Where in the entries below does "retoque" appear? Copy every line that has it.
- - -
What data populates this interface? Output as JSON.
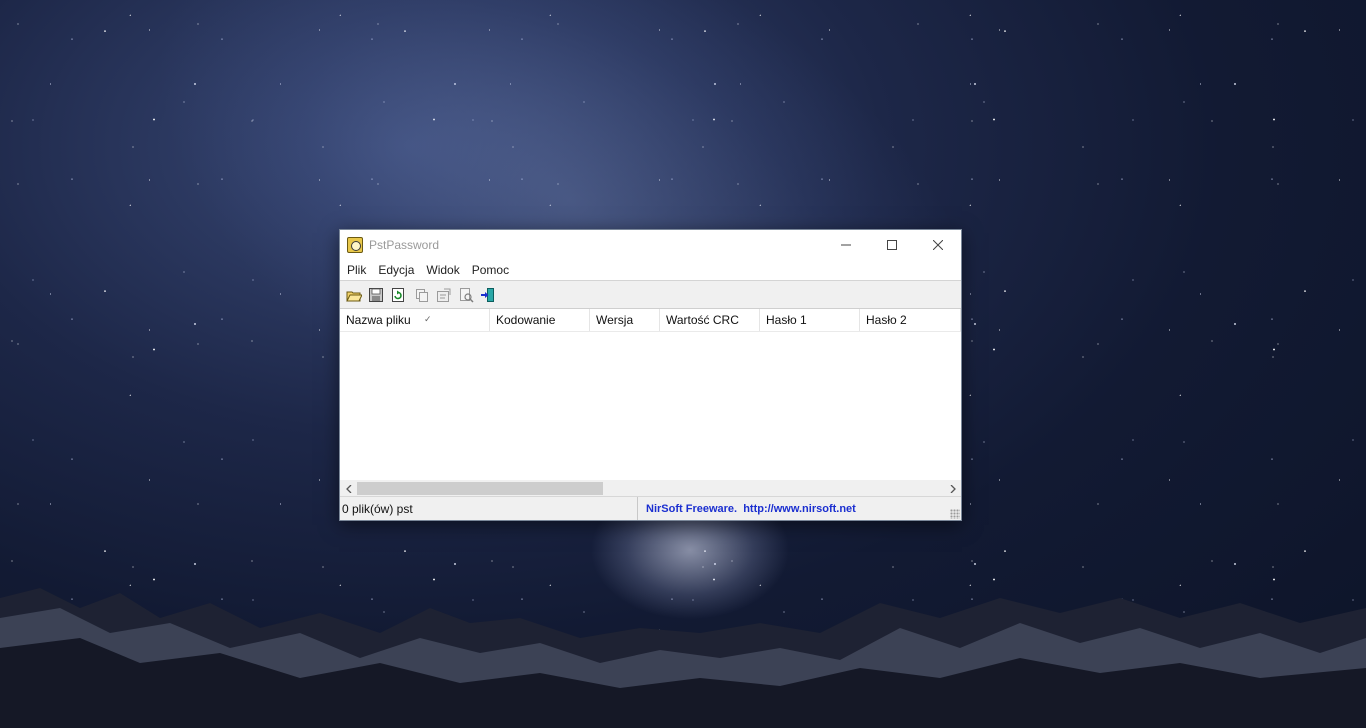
{
  "window": {
    "title": "PstPassword"
  },
  "menu": {
    "items": [
      "Plik",
      "Edycja",
      "Widok",
      "Pomoc"
    ]
  },
  "toolbar": {
    "icons": [
      "open-folder-icon",
      "save-icon",
      "refresh-icon",
      "copy-icon",
      "properties-icon",
      "find-icon",
      "exit-icon"
    ]
  },
  "table": {
    "columns": [
      "Nazwa pliku",
      "Kodowanie",
      "Wersja",
      "Wartość CRC",
      "Hasło 1",
      "Hasło 2"
    ],
    "rows": []
  },
  "status": {
    "left": "0 plik(ów) pst",
    "right": "NirSoft Freeware.  http://www.nirsoft.net"
  },
  "colors": {
    "link": "#1b2fd0",
    "title_text": "#9a9a9a"
  }
}
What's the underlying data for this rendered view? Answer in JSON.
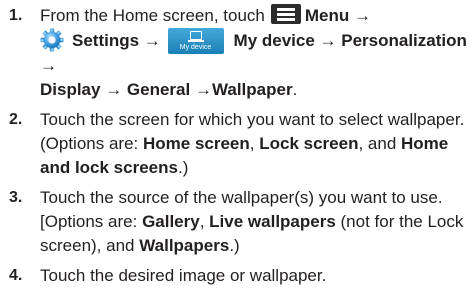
{
  "steps": [
    {
      "number": "1.",
      "t1": "From the Home screen, touch",
      "menu_label": "Menu →",
      "settings_label": "Settings →",
      "my_device_caption": "My device",
      "path_rest": "My device → Personalization →",
      "path_line2": "Display → General →Wallpaper",
      "end": "."
    },
    {
      "number": "2.",
      "t1": "Touch the screen for which you want to select wallpaper. (Options are: ",
      "opt1": "Home screen",
      "sep1": ", ",
      "opt2": "Lock screen",
      "sep2": ", and ",
      "opt3": "Home and lock screens",
      "end": ".)"
    },
    {
      "number": "3.",
      "t1": "Touch the source of the wallpaper(s) you want to use. [Options are: ",
      "opt1": "Gallery",
      "sep1": ", ",
      "opt2": "Live wallpapers",
      "t2": " (not for the Lock screen), and ",
      "opt3": "Wallpapers",
      "end": ".)"
    },
    {
      "number": "4.",
      "t1": "Touch the desired image or wallpaper."
    }
  ],
  "icons": {
    "menu": "menu-icon",
    "settings": "gear-icon",
    "my_device": "my-device-icon"
  },
  "colors": {
    "text": "#231f20",
    "settings_icon": "#2e8fd0",
    "my_device_icon": "#1f8fc7"
  }
}
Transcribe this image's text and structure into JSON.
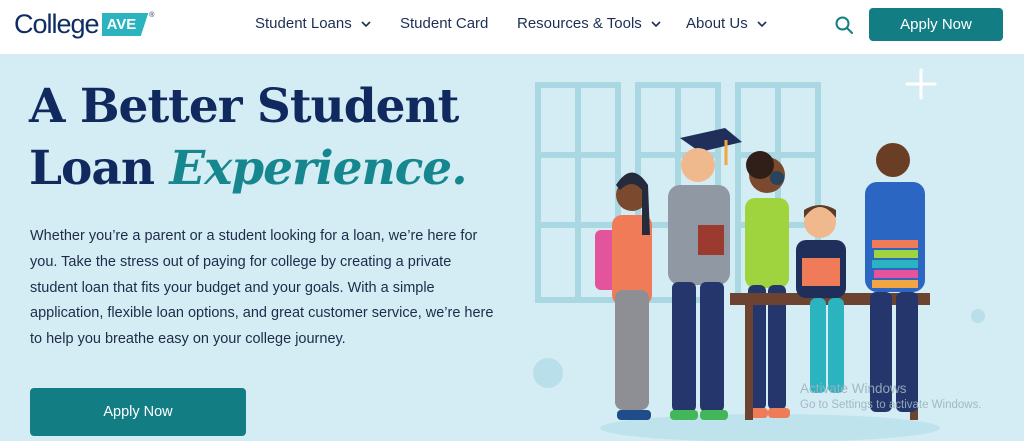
{
  "brand": {
    "logo_text": "College",
    "logo_badge": "AVE",
    "logo_mark": "®"
  },
  "nav": {
    "items": [
      {
        "label": "Student Loans",
        "has_dropdown": true
      },
      {
        "label": "Student Card",
        "has_dropdown": false
      },
      {
        "label": "Resources & Tools",
        "has_dropdown": true
      },
      {
        "label": "About Us",
        "has_dropdown": true
      }
    ],
    "search_icon": "search-icon",
    "apply_label": "Apply Now"
  },
  "hero": {
    "title_line1": "A Better Student",
    "title_line2_plain": "Loan ",
    "title_line2_accent": "Experience.",
    "description": "Whether you’re a parent or a student looking for a loan, we’re here for you. Take the stress out of paying for college by creating a private student loan that fits your budget and your goals. With a simple application, flexible loan options, and great customer service, we’re here to help you breathe easy on your college journey.",
    "cta_label": "Apply Now"
  },
  "watermark": {
    "line1": "Activate Windows",
    "line2": "Go to Settings to activate Windows."
  },
  "colors": {
    "primary_teal": "#127e84",
    "navy": "#10295f",
    "hero_bg": "#d4ecf3",
    "accent_text": "#17878f"
  }
}
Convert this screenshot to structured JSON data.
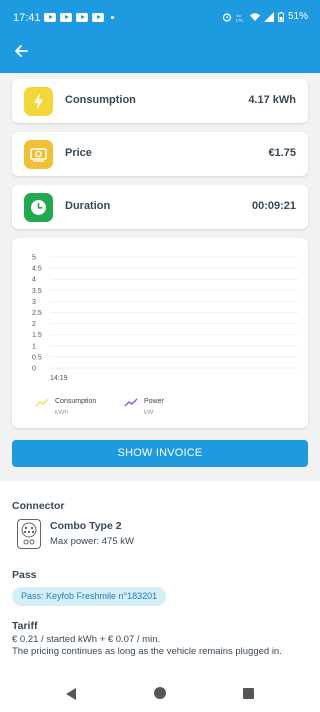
{
  "status_bar": {
    "time": "17:41",
    "battery": "51%"
  },
  "metrics": [
    {
      "label": "Consumption",
      "value": "4.17 kWh",
      "color": "#f3d63a"
    },
    {
      "label": "Price",
      "value": "€1.75",
      "color": "#f2c034"
    },
    {
      "label": "Duration",
      "value": "00:09:21",
      "color": "#22a84f"
    }
  ],
  "chart_data": {
    "type": "line",
    "x": [
      "14:19"
    ],
    "y_ticks": [
      "5",
      "4.5",
      "4",
      "3.5",
      "3",
      "2.5",
      "2",
      "1.5",
      "1",
      "0.5",
      "0"
    ],
    "ylim": [
      0,
      5
    ],
    "series": [
      {
        "name": "Consumption",
        "unit": "kWh",
        "color": "#f0e34a",
        "values": []
      },
      {
        "name": "Power",
        "unit": "kW",
        "color": "#8a4cd8",
        "values": []
      }
    ]
  },
  "actions": {
    "show_invoice": "SHOW INVOICE"
  },
  "connector": {
    "section_title": "Connector",
    "name": "Combo Type 2",
    "max_power": "Max power: 475 kW"
  },
  "pass": {
    "section_title": "Pass",
    "chip": "Pass: Keyfob Freshmile n°183201"
  },
  "tariff": {
    "section_title": "Tariff",
    "line1": "€ 0.21 / started kWh + € 0.07 / min.",
    "line2": "The pricing continues as long as the vehicle remains plugged in."
  }
}
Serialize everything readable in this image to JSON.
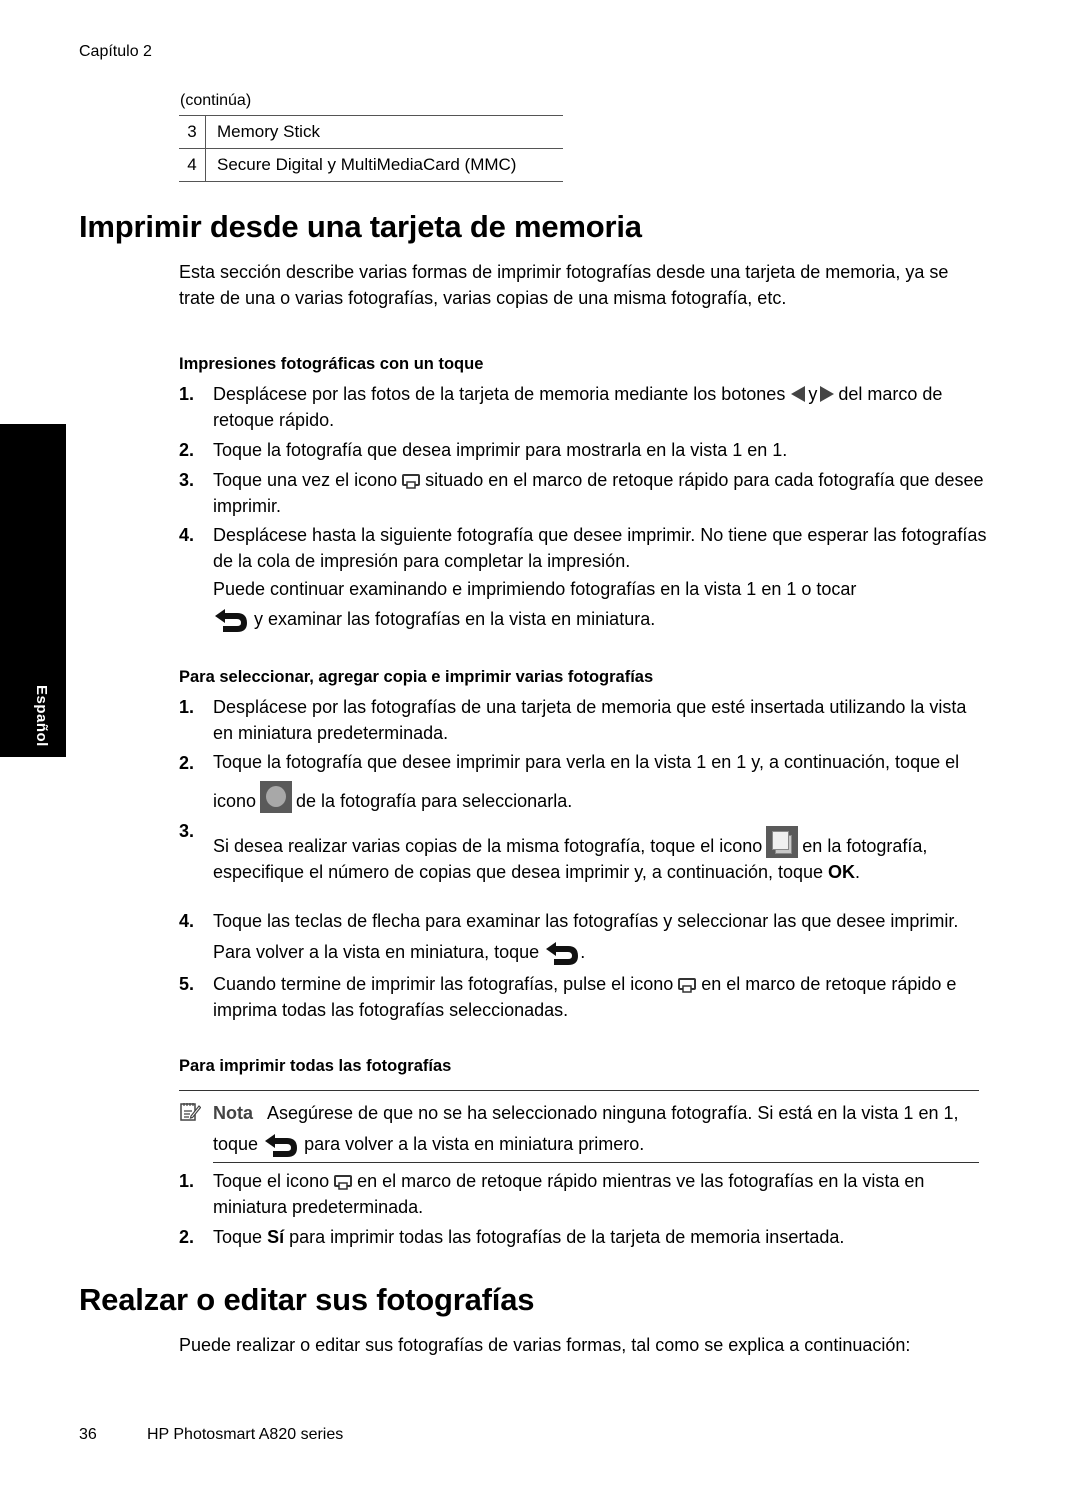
{
  "header": {
    "chapter": "Capítulo 2"
  },
  "table": {
    "continued_label": "(continúa)",
    "rows": [
      {
        "num": "3",
        "text": "Memory Stick"
      },
      {
        "num": "4",
        "text": "Secure Digital y MultiMediaCard (MMC)"
      }
    ]
  },
  "side_tab": {
    "label": "Español"
  },
  "section1": {
    "title": "Imprimir desde una tarjeta de memoria",
    "intro": "Esta sección describe varias formas de imprimir fotografías desde una tarjeta de memoria, ya se trate de una o varias fotografías, varias copias de una misma fotografía, etc.",
    "one_touch": {
      "heading": "Impresiones fotográficas con un toque",
      "steps": [
        {
          "num": "1.",
          "before": "Desplácese por las fotos de la tarjeta de memoria mediante los botones",
          "mid": "y",
          "after": "del marco de retoque rápido.",
          "icons": [
            "left-arrow-icon",
            "right-arrow-icon"
          ]
        },
        {
          "num": "2.",
          "text": "Toque la fotografía que desea imprimir para mostrarla en la vista 1 en 1."
        },
        {
          "num": "3.",
          "before": "Toque una vez el icono",
          "after": "situado en el marco de retoque rápido para cada fotografía que desee imprimir.",
          "icon": "print-icon"
        },
        {
          "num": "4.",
          "text": "Desplácese hasta la siguiente fotografía que desee imprimir. No tiene que esperar las fotografías de la cola de impresión para completar la impresión.",
          "extra_before": "Puede continuar examinando e imprimiendo fotografías en la vista 1 en 1 o tocar",
          "extra_after": "y examinar las fotografías en la vista en miniatura.",
          "icon": "back-icon"
        }
      ]
    },
    "multi": {
      "heading": "Para seleccionar, agregar copia e imprimir varias fotografías",
      "steps": [
        {
          "num": "1.",
          "text": "Desplácese por las fotografías de una tarjeta de memoria que esté insertada utilizando la vista en miniatura predeterminada."
        },
        {
          "num": "2.",
          "before": "Toque la fotografía que desee imprimir para verla en la vista 1 en 1 y, a continuación, toque el icono",
          "after": "de la fotografía para seleccionarla.",
          "icon": "select-icon"
        },
        {
          "num": "3.",
          "before": "Si desea realizar varias copias de la misma fotografía, toque el icono",
          "after": "en la fotografía, especifique el número de copias que desea imprimir y, a continuación, toque",
          "bold": "OK",
          "end": ".",
          "icon": "copies-icon"
        },
        {
          "num": "4.",
          "before": "Toque las teclas de flecha para examinar las fotografías y seleccionar las que desee imprimir. Para volver a la vista en miniatura, toque",
          "after": ".",
          "icon": "back-icon"
        },
        {
          "num": "5.",
          "before": "Cuando termine de imprimir las fotografías, pulse el icono",
          "after": "en el marco de retoque rápido e imprima todas las fotografías seleccionadas.",
          "icon": "print-icon"
        }
      ]
    },
    "all": {
      "heading": "Para imprimir todas las fotografías",
      "note": {
        "label": "Nota",
        "before": "Asegúrese de que no se ha seleccionado ninguna fotografía. Si está en la vista 1 en 1, toque",
        "after": "para volver a la vista en miniatura primero."
      },
      "steps": [
        {
          "num": "1.",
          "before": "Toque el icono",
          "after": "en el marco de retoque rápido mientras ve las fotografías en la vista en miniatura predeterminada.",
          "icon": "print-icon"
        },
        {
          "num": "2.",
          "before": "Toque",
          "bold": "Sí",
          "after": "para imprimir todas las fotografías de la tarjeta de memoria insertada."
        }
      ]
    }
  },
  "section2": {
    "title": "Realzar o editar sus fotografías",
    "intro": "Puede realizar o editar sus fotografías de varias formas, tal como se explica a continuación:"
  },
  "footer": {
    "page_number": "36",
    "product": "HP Photosmart A820 series"
  }
}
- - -
__EXERCISE RESULT__
          "after": "del marco de retoque rápido.",
          "after": "situado en el marco de retoque rápido para cada fotografía que desee imprimir.",
          "after": "en el marco de retoque rápido e imprima todas las fotografías seleccionadas.",
          "after": "en el marco de retoque rápido mientras ve las fotografías en la vista en miniatura predeterminada.",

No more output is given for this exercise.